2. And stores selling goods, clothing, and beauty products made to be seen under natural or incandescent light have dropped CFL.

3. Regular lightbulbs are cheaper in about 80-85% of our house's lighting fixtures - where lighting needs tend to be infrequently undertaken. Basement, closet lights, garage, tool crib, outdoor lights, garden shed, guest bedroom. My wife, my kids, and me - who do a lot of reading (daughter involuntarily) - prefer some incandescents on the remaining 15%.
4. Lighbulb energy conservation is an absolutely trivial pursuit of (1) ending our reliance on oil
(2) fighting global warming.

a. Oil has virtually no role in US electric power generation.
b. Lighting is a small fraction of anyone's power bill, and if they amout to 10%, and your monthly bill is 100 doallers going to twice as efficient CFLs does not save you 5 dollars, because half your electricity bill is unrelated to use - it is transmission and distribution and capital investment recouping cost.
c. The actual domestic lighting national requirement is so low as a function of net electric use that three CO-2 free nuke plants are adequate to cover all America's domestic electric lighting load. Regular or CFL. With no real pollution if used nuclear fuel (99% recyclable) is reprocessed (the one form of recycling environmentalists want forbidden).
d. One extraneous shopping trip or "indulgent road trip to the beach" or so, uses more energy, in the form of irreplacable oil, than an environmental zealot/Nanny State believer saves proudly converting his whole house, inc refrigerator light, to the politically correct CFLs.
****************
Pogo said...
Does it not strike anyone else as ludicrous or even insane that we should require federal legislation to permit us to buy the kind of light bulbs we wish to buy?

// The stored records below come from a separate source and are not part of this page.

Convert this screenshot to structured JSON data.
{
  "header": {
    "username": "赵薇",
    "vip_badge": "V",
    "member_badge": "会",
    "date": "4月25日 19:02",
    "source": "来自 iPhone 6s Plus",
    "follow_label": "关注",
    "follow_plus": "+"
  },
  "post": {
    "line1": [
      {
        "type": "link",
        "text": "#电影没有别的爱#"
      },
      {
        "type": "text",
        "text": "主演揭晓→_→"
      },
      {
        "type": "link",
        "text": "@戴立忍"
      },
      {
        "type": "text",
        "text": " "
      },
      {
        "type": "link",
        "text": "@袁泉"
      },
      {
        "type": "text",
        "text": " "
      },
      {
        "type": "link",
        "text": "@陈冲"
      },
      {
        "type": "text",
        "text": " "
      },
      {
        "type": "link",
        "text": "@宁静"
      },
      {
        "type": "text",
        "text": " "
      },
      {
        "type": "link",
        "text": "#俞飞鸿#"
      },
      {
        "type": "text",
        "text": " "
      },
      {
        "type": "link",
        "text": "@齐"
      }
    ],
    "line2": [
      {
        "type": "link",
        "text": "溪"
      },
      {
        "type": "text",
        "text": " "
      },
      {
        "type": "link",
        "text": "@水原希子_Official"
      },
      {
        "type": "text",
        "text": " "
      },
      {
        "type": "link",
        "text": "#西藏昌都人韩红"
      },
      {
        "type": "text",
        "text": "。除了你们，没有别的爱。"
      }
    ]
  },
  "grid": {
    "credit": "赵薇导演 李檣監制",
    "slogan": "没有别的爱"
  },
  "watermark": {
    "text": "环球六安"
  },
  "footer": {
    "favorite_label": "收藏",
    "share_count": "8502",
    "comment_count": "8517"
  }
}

Yeah. Sanctimonous cocksuckers and physics-ignorant idiots like Freder abound.
Another solution that would really piss them off would be going back to kerosene or natural gas lighting, throwing in highly radioactive thorium mantles just tossed in the trash as added vexation. Nice warm light, less efficient than incandescents. Can't be banned without banning nat gas or kerosene and the lamps are a cake to build...

Then there is Dust Bunny's tubload of transfat death, Crisco. May she stick a wick in a few cans of the used stuff and invite a few of her "government meddler" friends over for a nice fried dinner.

Ralph said...

This discussion has inspired me to take surface streets to my area pastors' lunch, cutting 5 miles off the trip by not taking the interstate.
Which, depending on how much accelerating you had to do for stoplights and traffic, may easily have taken more gasoline than the longer interstate route.

Trooper, I recommend Crisco if you're still at it. Transfat is fun whereever it's applied.

Trooper York said...

I am a Johnson and Johson baby oil man myself. If you use Crisco, dogs start to follow you home.

delut6 said...

Have you used CFLs? long term? My experience was that they burned out about the same as - or faster than - incandescents. Why would I want the downsides of the CFLs with no economic benefits?